Santa Monica Baykeeper v. City of Malibu (2011) 193 Cal.App.4th 1538: Where the project did not discharge anything into the groundwater, the city was not required to analyze the project’s contribution to cumulative groundwater impact. See No Discharge, No Cumulative Impact.


Oakland Heritage Alliance v. City of Oakland (2011) 195 Cal.App.4th 884: Mitigation of seismic effects was not improperly deferred where the EIR discussed the statutes and regulations aimed at increasing seismic safety, proposed compliance with them, and gave adequate assurances that seismic impacts would be mitigated through engineering methods known to be feasible and effective. Substantial evidence supported the City’s determination that these mitigation measures would reduce the seismic impacts to a less-than-significant level.

Chawanakee Unified School District v. County of Madera (2011, No. F059382) ____ Cal.App.4th ____: This case involved the technical interpretation of the provision in the School Facilities Act limiting the “methods of considering and mitigating impacts on school facilities” to the fees provided in the School Facilities Act. (Gov. Code, § 65996(a).) The court held that the term “considering” means that an EIR is not required to “contain a description and analysis of a development’s impacts on school facilities.” However, the court also held that the phrase “on school facilities” narrowed the application of the statute to direct impacts on school facilities only.

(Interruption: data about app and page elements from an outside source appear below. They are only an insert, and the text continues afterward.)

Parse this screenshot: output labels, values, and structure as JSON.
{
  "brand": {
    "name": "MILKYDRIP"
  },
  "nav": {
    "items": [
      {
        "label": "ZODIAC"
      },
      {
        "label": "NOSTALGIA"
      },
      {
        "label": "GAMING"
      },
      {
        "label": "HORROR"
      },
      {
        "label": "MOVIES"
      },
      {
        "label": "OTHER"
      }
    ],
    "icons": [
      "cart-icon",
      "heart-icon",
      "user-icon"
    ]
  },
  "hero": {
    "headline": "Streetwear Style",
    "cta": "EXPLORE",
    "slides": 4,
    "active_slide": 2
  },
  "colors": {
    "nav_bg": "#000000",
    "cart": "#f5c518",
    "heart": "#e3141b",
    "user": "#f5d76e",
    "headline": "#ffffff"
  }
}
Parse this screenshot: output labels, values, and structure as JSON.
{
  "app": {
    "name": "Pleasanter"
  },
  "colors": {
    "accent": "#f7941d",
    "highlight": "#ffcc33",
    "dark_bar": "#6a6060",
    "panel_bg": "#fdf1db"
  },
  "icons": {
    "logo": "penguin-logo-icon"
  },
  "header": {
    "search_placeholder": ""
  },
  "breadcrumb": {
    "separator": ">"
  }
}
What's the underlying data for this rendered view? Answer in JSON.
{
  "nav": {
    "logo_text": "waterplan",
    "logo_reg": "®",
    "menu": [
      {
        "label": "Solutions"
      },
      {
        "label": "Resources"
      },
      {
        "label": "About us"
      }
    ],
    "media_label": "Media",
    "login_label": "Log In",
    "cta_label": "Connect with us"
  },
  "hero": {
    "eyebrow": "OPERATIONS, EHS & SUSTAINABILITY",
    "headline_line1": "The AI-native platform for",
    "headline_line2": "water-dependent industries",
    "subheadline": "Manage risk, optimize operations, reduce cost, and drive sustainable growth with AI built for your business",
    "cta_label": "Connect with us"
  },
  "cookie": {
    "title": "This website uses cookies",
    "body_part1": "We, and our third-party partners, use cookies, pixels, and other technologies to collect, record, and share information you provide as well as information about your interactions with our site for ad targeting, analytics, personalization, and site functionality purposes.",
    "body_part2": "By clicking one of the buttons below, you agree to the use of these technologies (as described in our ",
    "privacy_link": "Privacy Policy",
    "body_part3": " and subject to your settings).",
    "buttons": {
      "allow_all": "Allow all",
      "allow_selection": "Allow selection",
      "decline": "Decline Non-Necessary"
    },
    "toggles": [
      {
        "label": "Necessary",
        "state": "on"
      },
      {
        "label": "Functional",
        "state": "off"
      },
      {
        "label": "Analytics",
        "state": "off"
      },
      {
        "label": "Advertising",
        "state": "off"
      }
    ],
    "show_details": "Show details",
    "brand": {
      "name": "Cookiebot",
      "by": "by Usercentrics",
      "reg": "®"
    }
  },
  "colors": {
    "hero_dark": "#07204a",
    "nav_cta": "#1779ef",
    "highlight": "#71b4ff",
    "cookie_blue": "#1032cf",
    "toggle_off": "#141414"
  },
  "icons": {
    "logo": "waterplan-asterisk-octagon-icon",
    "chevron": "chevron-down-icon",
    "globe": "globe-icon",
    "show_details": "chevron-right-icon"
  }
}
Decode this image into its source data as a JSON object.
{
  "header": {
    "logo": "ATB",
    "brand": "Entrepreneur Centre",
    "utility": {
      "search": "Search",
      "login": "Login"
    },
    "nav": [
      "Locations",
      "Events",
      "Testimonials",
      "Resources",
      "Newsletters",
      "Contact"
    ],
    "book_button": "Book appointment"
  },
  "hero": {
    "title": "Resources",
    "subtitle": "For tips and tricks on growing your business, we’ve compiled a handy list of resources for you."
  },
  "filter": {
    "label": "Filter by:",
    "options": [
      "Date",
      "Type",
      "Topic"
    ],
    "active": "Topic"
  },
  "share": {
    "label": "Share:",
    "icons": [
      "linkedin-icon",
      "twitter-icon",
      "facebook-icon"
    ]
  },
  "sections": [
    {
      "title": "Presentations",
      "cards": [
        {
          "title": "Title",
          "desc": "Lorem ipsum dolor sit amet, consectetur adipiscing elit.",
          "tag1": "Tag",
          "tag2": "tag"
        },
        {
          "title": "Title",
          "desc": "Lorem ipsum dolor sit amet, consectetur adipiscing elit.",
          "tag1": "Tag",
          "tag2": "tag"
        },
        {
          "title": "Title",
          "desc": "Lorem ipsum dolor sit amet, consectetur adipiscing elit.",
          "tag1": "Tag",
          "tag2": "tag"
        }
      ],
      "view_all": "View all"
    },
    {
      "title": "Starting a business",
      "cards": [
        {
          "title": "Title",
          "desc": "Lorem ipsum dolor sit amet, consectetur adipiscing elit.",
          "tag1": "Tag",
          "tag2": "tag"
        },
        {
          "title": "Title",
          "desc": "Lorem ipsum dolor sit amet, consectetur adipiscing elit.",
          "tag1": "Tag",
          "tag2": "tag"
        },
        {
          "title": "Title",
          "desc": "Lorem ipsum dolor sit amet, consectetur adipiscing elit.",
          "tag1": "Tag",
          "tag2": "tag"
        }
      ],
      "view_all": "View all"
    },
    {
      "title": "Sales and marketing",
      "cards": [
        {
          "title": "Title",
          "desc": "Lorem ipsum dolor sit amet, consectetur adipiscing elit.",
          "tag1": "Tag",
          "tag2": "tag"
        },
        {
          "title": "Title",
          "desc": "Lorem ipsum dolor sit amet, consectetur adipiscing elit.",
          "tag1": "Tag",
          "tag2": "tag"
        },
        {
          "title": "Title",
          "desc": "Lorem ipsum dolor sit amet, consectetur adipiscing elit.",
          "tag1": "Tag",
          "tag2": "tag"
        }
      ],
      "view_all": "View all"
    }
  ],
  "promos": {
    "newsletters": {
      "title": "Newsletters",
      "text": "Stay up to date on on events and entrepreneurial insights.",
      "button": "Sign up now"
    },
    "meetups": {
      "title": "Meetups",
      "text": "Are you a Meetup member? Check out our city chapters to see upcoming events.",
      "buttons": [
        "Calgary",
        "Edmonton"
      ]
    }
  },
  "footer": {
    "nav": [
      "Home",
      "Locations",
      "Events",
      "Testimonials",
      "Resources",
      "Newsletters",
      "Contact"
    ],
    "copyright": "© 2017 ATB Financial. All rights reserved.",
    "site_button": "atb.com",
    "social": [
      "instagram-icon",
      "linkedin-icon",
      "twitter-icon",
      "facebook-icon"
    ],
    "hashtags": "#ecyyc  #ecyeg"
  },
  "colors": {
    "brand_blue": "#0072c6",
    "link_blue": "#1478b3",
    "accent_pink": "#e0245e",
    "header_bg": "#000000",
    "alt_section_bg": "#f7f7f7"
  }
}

Thus, indirect impacts such as increased traffic or construction impacts caused by building a new school must be analyzed in the EIR. See "The Devil is in the Details . . . At least When it Comes to Interpreting the School Facilities."


Santa Monica Baykeeper v. City of Malibu (2011) 193 Cal.App.4th 1538: A Challenge to project’s construction impacts on hydrology and water was moot because the construction was complete.

Landvalue 77, LLC v. Board of Trustees of California State University (2011) 193 Cal.App.4th 675: Public Resources Code section 21168.9 makes the issuance of the writ following an entry of judgment mandatory. If the trial court finds that an element of the CEQA document must be redone, the trial court may not sever one portion of the project from the portion tainted by the invalid CEQA analysis. See CEQA Remedies for CEQA Sins.

Latinos Unidos de Napa v. City of Napa (2011, Case No. A129584) ____ Cal.App.4th ____: Code of Civil Procedure Section 12 governs the calculation of the 30 day posting period for Notice of Determination under Public Resources Code section 21152, subdivision (c) and the Notice of Determination must be posted for the entire 30th day to satisfy the 30-day posting requirement.


Association of Irritated Residents, et al. v. California Air Resources Board, et al., (May 20, 2011, Case Number CPF-09-509562): The San Francisco Superior Court enjoined the implementation of the Air Resources Board’s Climate Change Scoping Plan, finding the alternatives analysis and public review process violated both CEQA and the Air Resources Board’s certified regulatory program. The Air Board has appealed the decision, but has also issued a revised Functional Equivalent Document. See AB 32 Scoping Plan Enjoined.

Citizens for Responsible Equitable Environmental Development v. City of San Diego (2011) 184 Cal.App.4th 1032: Information about Greenhouse Gases was not new information requiring a supplemental EIR because information about Greenhouse Gases or Emissions has been available since the late 1970s.

If you have any questions about these court decisions or about CEQA, contact Leslie, Bill, Cori, Kate or Partners Diane Kindermann and Elizabeth Strahlstrom. at (916) 456-9595. The information presented in this article should not be construed to be formal legal advice by Abbott & Kindermann, LLP, nor the formation of a lawyer/client relationship. Because of the changing nature of this area of the law and the importance of individual facts, readers are encouraged to seek independent counsel for advice regarding their individual legal issues.